- [Task to carry out]
What follows is a set of entries. Repeat them exactly, but not their pictures.

---------- Recorded data

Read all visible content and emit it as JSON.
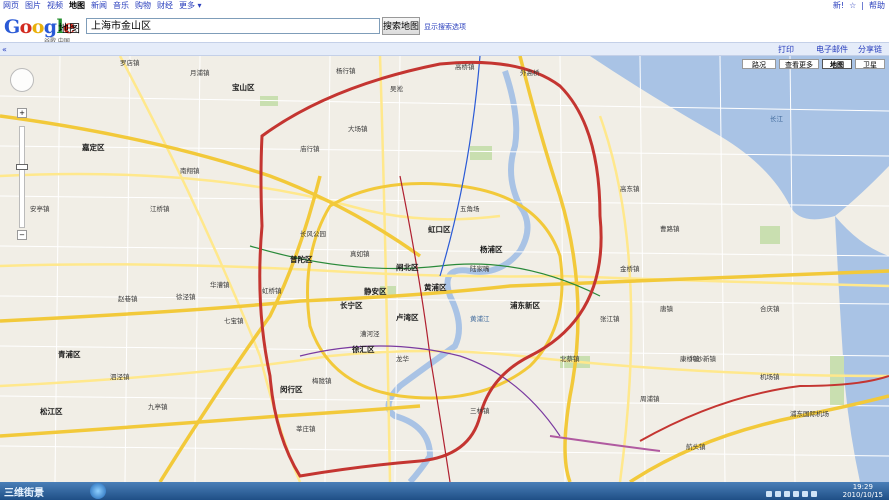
{
  "topnav": {
    "items": [
      "网页",
      "图片",
      "视频",
      "地图",
      "新闻",
      "音乐",
      "购物",
      "财经",
      "更多 ▾"
    ],
    "active_index": 3
  },
  "user": {
    "links": [
      "新!",
      "☆",
      "|",
      "帮助"
    ]
  },
  "logo": {
    "word": "Google",
    "sub": "地图",
    "tag": "谷歌 中国"
  },
  "search": {
    "value": "上海市金山区",
    "button": "搜索地图",
    "options": "显示搜索选项"
  },
  "linkbar": {
    "collapse": "«",
    "print": "打印",
    "email": "电子邮件",
    "link": "分享链接"
  },
  "maptypes": [
    "路况",
    "查看更多",
    "地图",
    "卫星"
  ],
  "maptype_selected": 2,
  "zoom": {
    "in": "+",
    "out": "−"
  },
  "labels": [
    {
      "text": "罗店镇",
      "cls": ""
    },
    {
      "text": "月浦镇",
      "cls": ""
    },
    {
      "text": "杨行镇",
      "cls": ""
    },
    {
      "text": "高桥镇",
      "cls": ""
    },
    {
      "text": "宝山区",
      "cls": "big"
    },
    {
      "text": "吴淞",
      "cls": ""
    },
    {
      "text": "嘉定区",
      "cls": "big"
    },
    {
      "text": "南翔镇",
      "cls": ""
    },
    {
      "text": "江桥镇",
      "cls": ""
    },
    {
      "text": "大场镇",
      "cls": ""
    },
    {
      "text": "庙行镇",
      "cls": ""
    },
    {
      "text": "真如镇",
      "cls": ""
    },
    {
      "text": "长风公园",
      "cls": ""
    },
    {
      "text": "普陀区",
      "cls": "big"
    },
    {
      "text": "闸北区",
      "cls": "big"
    },
    {
      "text": "虹口区",
      "cls": "big"
    },
    {
      "text": "杨浦区",
      "cls": "big"
    },
    {
      "text": "五角场",
      "cls": ""
    },
    {
      "text": "黄浦区",
      "cls": "big"
    },
    {
      "text": "静安区",
      "cls": "big"
    },
    {
      "text": "长宁区",
      "cls": "big"
    },
    {
      "text": "卢湾区",
      "cls": "big"
    },
    {
      "text": "徐汇区",
      "cls": "big"
    },
    {
      "text": "浦东新区",
      "cls": "big"
    },
    {
      "text": "陆家嘴",
      "cls": ""
    },
    {
      "text": "金桥镇",
      "cls": ""
    },
    {
      "text": "张江镇",
      "cls": ""
    },
    {
      "text": "北蔡镇",
      "cls": ""
    },
    {
      "text": "三林镇",
      "cls": ""
    },
    {
      "text": "川沙新镇",
      "cls": ""
    },
    {
      "text": "闵行区",
      "cls": "big"
    },
    {
      "text": "七宝镇",
      "cls": ""
    },
    {
      "text": "虹桥镇",
      "cls": ""
    },
    {
      "text": "华漕镇",
      "cls": ""
    },
    {
      "text": "梅陇镇",
      "cls": ""
    },
    {
      "text": "莘庄镇",
      "cls": ""
    },
    {
      "text": "漕河泾",
      "cls": ""
    },
    {
      "text": "龙华",
      "cls": ""
    },
    {
      "text": "青浦区",
      "cls": "big"
    },
    {
      "text": "徐泾镇",
      "cls": ""
    },
    {
      "text": "赵巷镇",
      "cls": ""
    },
    {
      "text": "松江区",
      "cls": "big"
    },
    {
      "text": "九亭镇",
      "cls": ""
    },
    {
      "text": "泗泾镇",
      "cls": ""
    },
    {
      "text": "安亭镇",
      "cls": ""
    },
    {
      "text": "外高桥",
      "cls": ""
    },
    {
      "text": "高东镇",
      "cls": ""
    },
    {
      "text": "曹路镇",
      "cls": ""
    },
    {
      "text": "唐镇",
      "cls": ""
    },
    {
      "text": "合庆镇",
      "cls": ""
    },
    {
      "text": "机场镇",
      "cls": ""
    },
    {
      "text": "浦东国际机场",
      "cls": ""
    },
    {
      "text": "周浦镇",
      "cls": ""
    },
    {
      "text": "康桥镇",
      "cls": ""
    },
    {
      "text": "航头镇",
      "cls": ""
    },
    {
      "text": "长江",
      "cls": "water"
    },
    {
      "text": "黄浦江",
      "cls": "water"
    }
  ],
  "taskbar": {
    "watermark": "三维街景",
    "time": "19:29",
    "date": "2010/10/15"
  },
  "colors": {
    "ring": "#c43531",
    "expressway": "#f2c93a",
    "arterial": "#ffe88c",
    "water": "#a9c3e5",
    "green": "#c9dfb0"
  }
}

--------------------

- [Solution to this exercise]
Read all visible content and emit it as JSON.
{
  "topnav": {
    "items": [
      "网页",
      "图片",
      "视频",
      "地图",
      "新闻",
      "音乐",
      "购物",
      "财经",
      "更多 ▾"
    ],
    "active_index": 3
  },
  "user": {
    "links": [
      "新!",
      "☆",
      "|",
      "帮助"
    ]
  },
  "logo": {
    "word": "Google",
    "sub": "地图",
    "tag": "谷歌 中国"
  },
  "search": {
    "value": "上海市金山区",
    "button": "搜索地图",
    "options": "显示搜索选项"
  },
  "linkbar": {
    "collapse": "«",
    "print": "打印",
    "email": "电子邮件",
    "link": "分享链接"
  },
  "maptypes": [
    "路况",
    "查看更多",
    "地图",
    "卫星"
  ],
  "maptype_selected": 2,
  "zoom": {
    "in": "+",
    "out": "−"
  },
  "labels": [
    {
      "text": "罗店镇",
      "cls": ""
    },
    {
      "text": "月浦镇",
      "cls": ""
    },
    {
      "text": "杨行镇",
      "cls": ""
    },
    {
      "text": "高桥镇",
      "cls": ""
    },
    {
      "text": "宝山区",
      "cls": "big"
    },
    {
      "text": "吴淞",
      "cls": ""
    },
    {
      "text": "嘉定区",
      "cls": "big"
    },
    {
      "text": "南翔镇",
      "cls": ""
    },
    {
      "text": "江桥镇",
      "cls": ""
    },
    {
      "text": "大场镇",
      "cls": ""
    },
    {
      "text": "庙行镇",
      "cls": ""
    },
    {
      "text": "真如镇",
      "cls": ""
    },
    {
      "text": "长风公园",
      "cls": ""
    },
    {
      "text": "普陀区",
      "cls": "big"
    },
    {
      "text": "闸北区",
      "cls": "big"
    },
    {
      "text": "虹口区",
      "cls": "big"
    },
    {
      "text": "杨浦区",
      "cls": "big"
    },
    {
      "text": "五角场",
      "cls": ""
    },
    {
      "text": "黄浦区",
      "cls": "big"
    },
    {
      "text": "静安区",
      "cls": "big"
    },
    {
      "text": "长宁区",
      "cls": "big"
    },
    {
      "text": "卢湾区",
      "cls": "big"
    },
    {
      "text": "徐汇区",
      "cls": "big"
    },
    {
      "text": "浦东新区",
      "cls": "big"
    },
    {
      "text": "陆家嘴",
      "cls": ""
    },
    {
      "text": "金桥镇",
      "cls": ""
    },
    {
      "text": "张江镇",
      "cls": ""
    },
    {
      "text": "北蔡镇",
      "cls": ""
    },
    {
      "text": "三林镇",
      "cls": ""
    },
    {
      "text": "川沙新镇",
      "cls": ""
    },
    {
      "text": "闵行区",
      "cls": "big"
    },
    {
      "text": "七宝镇",
      "cls": ""
    },
    {
      "text": "虹桥镇",
      "cls": ""
    },
    {
      "text": "华漕镇",
      "cls": ""
    },
    {
      "text": "梅陇镇",
      "cls": ""
    },
    {
      "text": "莘庄镇",
      "cls": ""
    },
    {
      "text": "漕河泾",
      "cls": ""
    },
    {
      "text": "龙华",
      "cls": ""
    },
    {
      "text": "青浦区",
      "cls": "big"
    },
    {
      "text": "徐泾镇",
      "cls": ""
    },
    {
      "text": "赵巷镇",
      "cls": ""
    },
    {
      "text": "松江区",
      "cls": "big"
    },
    {
      "text": "九亭镇",
      "cls": ""
    },
    {
      "text": "泗泾镇",
      "cls": ""
    },
    {
      "text": "安亭镇",
      "cls": ""
    },
    {
      "text": "外高桥",
      "cls": ""
    },
    {
      "text": "高东镇",
      "cls": ""
    },
    {
      "text": "曹路镇",
      "cls": ""
    },
    {
      "text": "唐镇",
      "cls": ""
    },
    {
      "text": "合庆镇",
      "cls": ""
    },
    {
      "text": "机场镇",
      "cls": ""
    },
    {
      "text": "浦东国际机场",
      "cls": ""
    },
    {
      "text": "周浦镇",
      "cls": ""
    },
    {
      "text": "康桥镇",
      "cls": ""
    },
    {
      "text": "航头镇",
      "cls": ""
    },
    {
      "text": "长江",
      "cls": "water"
    },
    {
      "text": "黄浦江",
      "cls": "water"
    }
  ],
  "taskbar": {
    "watermark": "三维街景",
    "time": "19:29",
    "date": "2010/10/15"
  },
  "colors": {
    "ring": "#c43531",
    "expressway": "#f2c93a",
    "arterial": "#ffe88c",
    "water": "#a9c3e5",
    "green": "#c9dfb0"
  }
}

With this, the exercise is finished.